Assignment: Among the entries below, find each line with "platform" and show it.

Data for the task:
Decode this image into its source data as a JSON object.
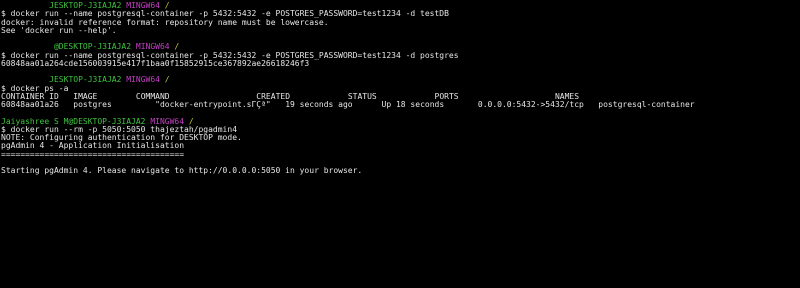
{
  "colors": {
    "background": "#000000",
    "text": "#e6e6e6",
    "user": "#3ec43e",
    "host": "#3ec43e",
    "shell": "#c23fc2",
    "path": "#c8c83a"
  },
  "lines": [
    {
      "type": "prompt",
      "user": "",
      "host": "JESKTOP-J3IAJA2",
      "shell": "MINGW64",
      "path": "/"
    },
    {
      "type": "text",
      "text": "$ docker run --name postgresql-container -p 5432:5432 -e POSTGRES_PASSWORD=test1234 -d testDB"
    },
    {
      "type": "text",
      "text": "docker: invalid reference format: repository name must be lowercase."
    },
    {
      "type": "text",
      "text": "See 'docker run --help'."
    },
    {
      "type": "blank"
    },
    {
      "type": "prompt",
      "user": "",
      "host": "@DESKTOP-J3IAJA2",
      "shell": "MINGW64",
      "path": "/"
    },
    {
      "type": "text",
      "text": "$ docker run --name postgresql-container -p 5432:5432 -e POSTGRES_PASSWORD=test1234 -d postgres"
    },
    {
      "type": "text",
      "text": "60848aa01a264cde156003915e417f1baa0f15852915ce367892ae26618246f3"
    },
    {
      "type": "blank"
    },
    {
      "type": "prompt",
      "user": "",
      "host": "JESKTOP-J3IAJA2",
      "shell": "MINGW64",
      "path": "/"
    },
    {
      "type": "text",
      "text": "$ docker ps -a"
    },
    {
      "type": "table",
      "columns": [
        "CONTAINER ID",
        "IMAGE",
        "COMMAND",
        "CREATED",
        "STATUS",
        "PORTS",
        "NAMES"
      ],
      "row": [
        "60848aa01a26",
        "postgres",
        "\"docker-entrypoint.sΓÇª\"",
        "19 seconds ago",
        "Up 18 seconds",
        "0.0.0.0:5432->5432/tcp",
        "postgresql-container"
      ]
    },
    {
      "type": "blank"
    },
    {
      "type": "prompt",
      "user": "Jaiyashree S M",
      "host": "@DESKTOP-J3IAJA2",
      "shell": "MINGW64",
      "path": "/"
    },
    {
      "type": "text",
      "text": "$ docker run --rm -p 5050:5050 thajeztah/pgadmin4"
    },
    {
      "type": "text",
      "text": "NOTE: Configuring authentication for DESKTOP mode."
    },
    {
      "type": "text",
      "text": "pgAdmin 4 - Application Initialisation"
    },
    {
      "type": "text",
      "text": "======================================"
    },
    {
      "type": "blank"
    },
    {
      "type": "text",
      "text": "Starting pgAdmin 4. Please navigate to http://0.0.0.0:5050 in your browser."
    }
  ]
}
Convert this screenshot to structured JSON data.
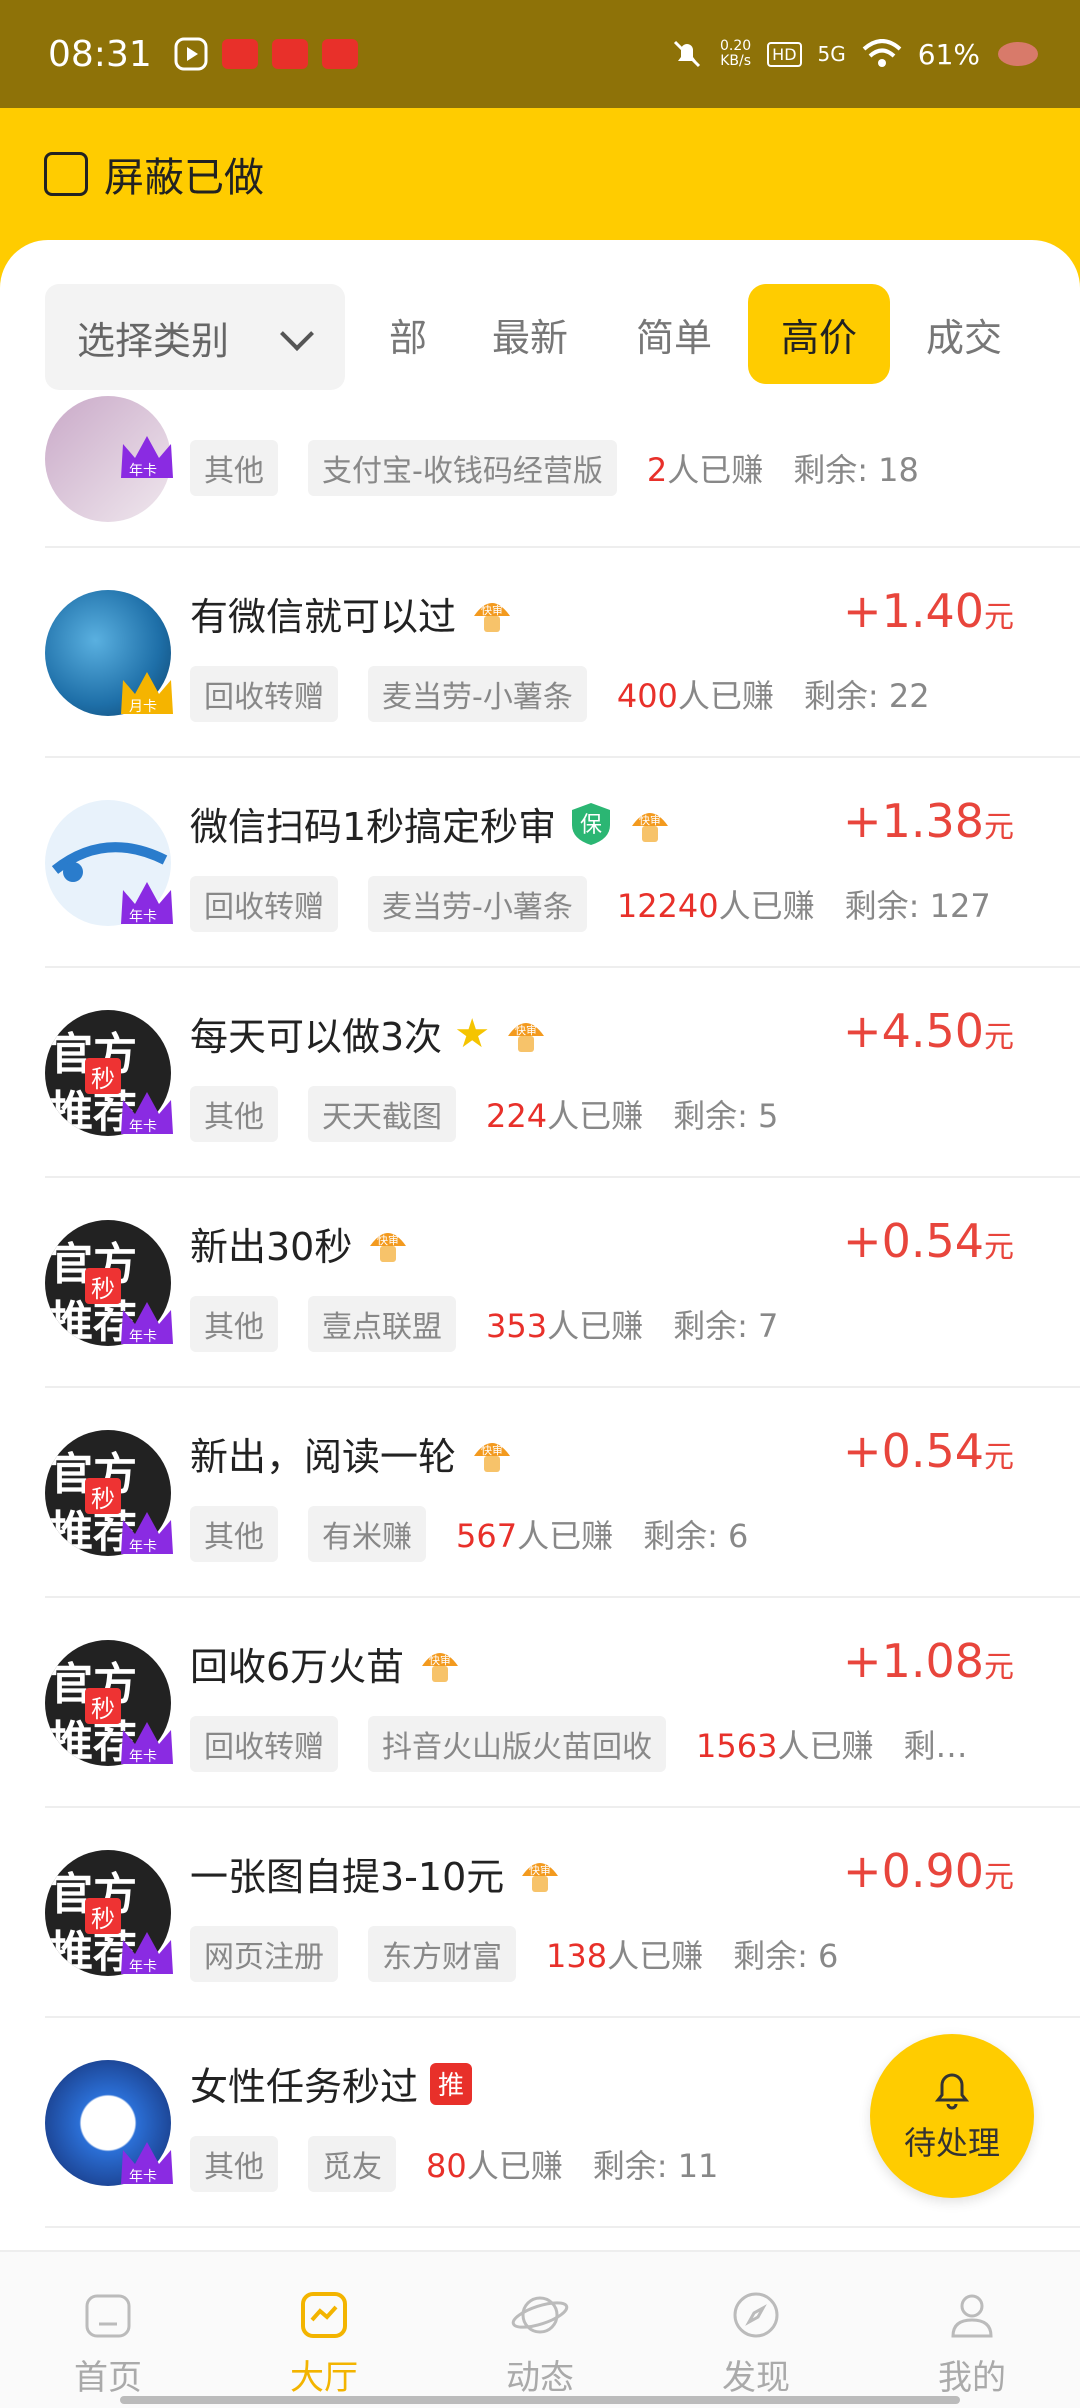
{
  "status_bar": {
    "time": "08:31",
    "net_speed": "0.20",
    "net_unit": "KB/s",
    "hd": "HD",
    "net_type": "5G",
    "battery": "61%"
  },
  "filter": {
    "hide_done_label": "屏蔽已做"
  },
  "category": {
    "label": "选择类别"
  },
  "tabs": [
    "部",
    "最新",
    "简单",
    "高价",
    "成交"
  ],
  "active_tab": "高价",
  "colors": {
    "accent": "#ffcc00",
    "price": "#e8453c",
    "statusbar": "#8e7208"
  },
  "tasks": [
    {
      "title": "",
      "price": "",
      "unit": "",
      "category": "其他",
      "platform": "支付宝-收钱码经营版",
      "earned": "2",
      "earned_suffix": "人已赚",
      "remaining": "剩余: 18",
      "avatar": "photo",
      "card": "年卡"
    },
    {
      "title": "有微信就可以过",
      "badges": [
        "快审"
      ],
      "price": "+1.40",
      "unit": "元",
      "category": "回收转赠",
      "platform": "麦当劳-小薯条",
      "earned": "400",
      "earned_suffix": "人已赚",
      "remaining": "剩余: 22",
      "avatar": "photo",
      "card": "月卡"
    },
    {
      "title": "微信扫码1秒搞定秒审",
      "badges": [
        "保",
        "快审"
      ],
      "price": "+1.38",
      "unit": "元",
      "category": "回收转赠",
      "platform": "麦当劳-小薯条",
      "earned": "12240",
      "earned_suffix": "人已赚",
      "remaining": "剩余: 127",
      "avatar": "logo",
      "card": "年卡"
    },
    {
      "title": "每天可以做3次",
      "badges": [
        "star",
        "快审"
      ],
      "price": "+4.50",
      "unit": "元",
      "category": "其他",
      "platform": "天天截图",
      "earned": "224",
      "earned_suffix": "人已赚",
      "remaining": "剩余: 5",
      "avatar": "official",
      "card": "年卡"
    },
    {
      "title": "新出30秒",
      "badges": [
        "快审"
      ],
      "price": "+0.54",
      "unit": "元",
      "category": "其他",
      "platform": "壹点联盟",
      "earned": "353",
      "earned_suffix": "人已赚",
      "remaining": "剩余: 7",
      "avatar": "official",
      "card": "年卡"
    },
    {
      "title": "新出，阅读一轮",
      "badges": [
        "快审"
      ],
      "price": "+0.54",
      "unit": "元",
      "category": "其他",
      "platform": "有米赚",
      "earned": "567",
      "earned_suffix": "人已赚",
      "remaining": "剩余: 6",
      "avatar": "official",
      "card": "年卡"
    },
    {
      "title": "回收6万火苗",
      "badges": [
        "快审"
      ],
      "price": "+1.08",
      "unit": "元",
      "category": "回收转赠",
      "platform": "抖音火山版火苗回收",
      "earned": "1563",
      "earned_suffix": "人已赚",
      "remaining": "剩…",
      "avatar": "official",
      "card": "年卡"
    },
    {
      "title": "一张图自提3-10元",
      "badges": [
        "快审"
      ],
      "price": "+0.90",
      "unit": "元",
      "category": "网页注册",
      "platform": "东方财富",
      "earned": "138",
      "earned_suffix": "人已赚",
      "remaining": "剩余: 6",
      "avatar": "official",
      "card": "年卡"
    },
    {
      "title": "女性任务秒过",
      "badges": [
        "推"
      ],
      "price": "+1",
      "unit": "",
      "category": "其他",
      "platform": "觅友",
      "earned": "80",
      "earned_suffix": "人已赚",
      "remaining": "剩余: 11",
      "avatar": "cartoon",
      "card": "年卡"
    }
  ],
  "avatar_official": {
    "line1": "官方",
    "line2": "推荐",
    "miao": "秒"
  },
  "fast_badge_text": "快审",
  "fab": {
    "label": "待处理"
  },
  "nav": [
    {
      "label": "首页",
      "icon": "home-icon"
    },
    {
      "label": "大厅",
      "icon": "hall-icon"
    },
    {
      "label": "动态",
      "icon": "planet-icon"
    },
    {
      "label": "发现",
      "icon": "compass-icon"
    },
    {
      "label": "我的",
      "icon": "profile-icon"
    }
  ],
  "active_nav": "大厅"
}
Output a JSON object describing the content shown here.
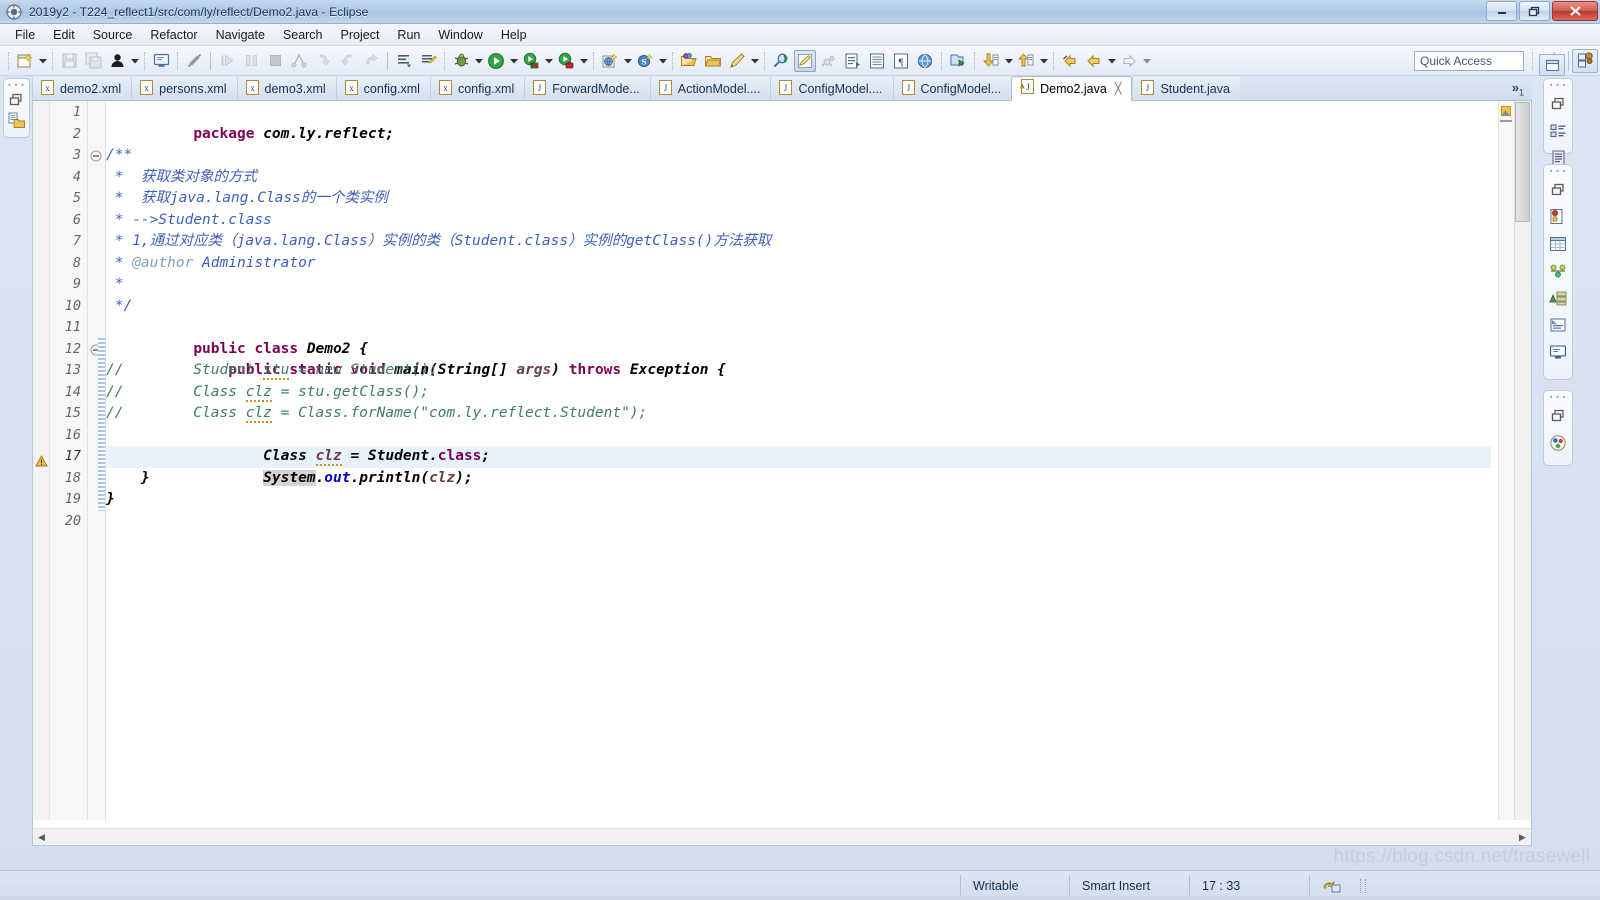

Result of the task:
      "platform": "支付宝-收钱码经营版",
      "platform": "麦当劳-小薯条",
      "platform": "麦当劳-小薯条",
      "platform": "天天截图",
      "platform": "壹点联盟",
      "platform": "有米赚",
      "platform": "抖音火山版火苗回收",
      "platform": "东方财富",
      "platform": "觅友",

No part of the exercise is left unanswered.